In this, the fourth in a series of six articles on foreign investment in Sierra Leone, Joan Baxter profiles another of five billionaire investors, Swiss national Jean Claude Gandur and his investment in Sierra Leonean farmland to produce ethanol for export to Europe.
King of Sugar and Bioenergy
While some foreign investors focus on underground riches in Sierra Leone, other moneyed foreign investors are seeking to further their fortunes by acquiring large tracts of arable and well-watered land for industrial agriculture in the country. They’re part of what has been called a global land grab that began after the combined financial and food crises of 2007 and 2008, when investors sought safe and profitable places to park their wealth. The land rush is also being driven by and capitalizes on the increased production of agrofuels or biofuels, as well as fears of future food and water shortages caused by climate change, environmental degradation and population growth.

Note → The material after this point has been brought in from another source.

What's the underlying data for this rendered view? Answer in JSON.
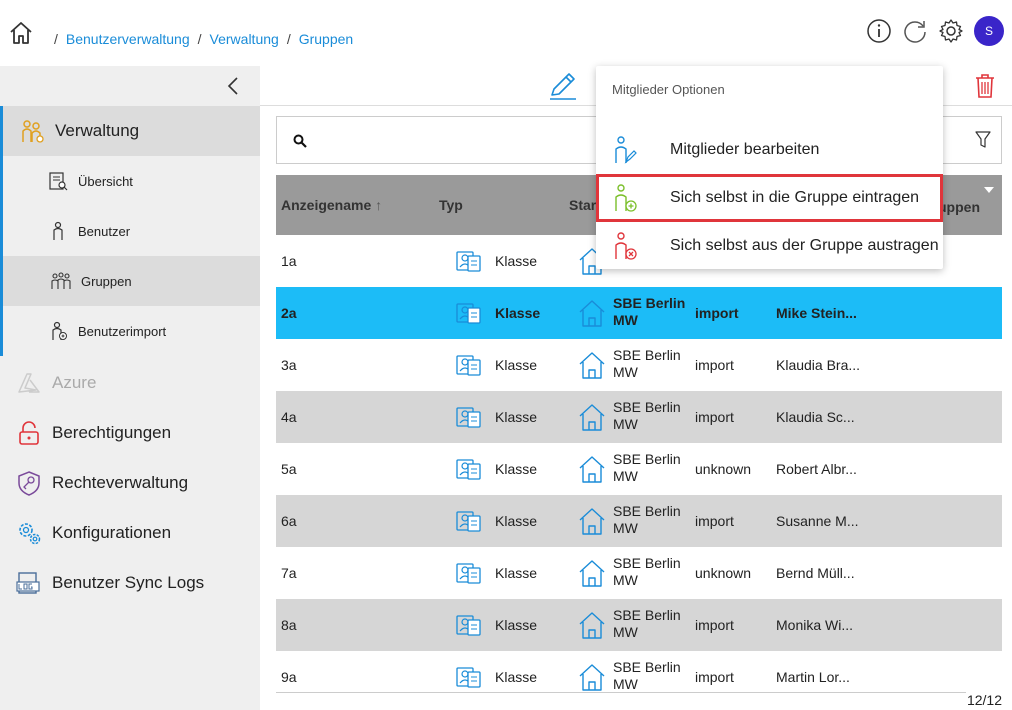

Land- and water-hungry investors have found welcoming arms with the Government of Sierra Leone [pdf], which has resulted in a spate of large land deals in the country. Despite a great lack of transparency in many of the deals, it can be estimated using actual leases and investor fliers that in the past few years, foreign investors — primarily from Europe, the UK, China, India — have taken out leases of 50 years, some with possible extensions up to 99, on more than 1.2 million hectares of land, nearly a quarter of all the arable land in Sierra Leone. [i] Continue reading Billionaires at play in the fields of the poor (part 4): Jean Claude Gandur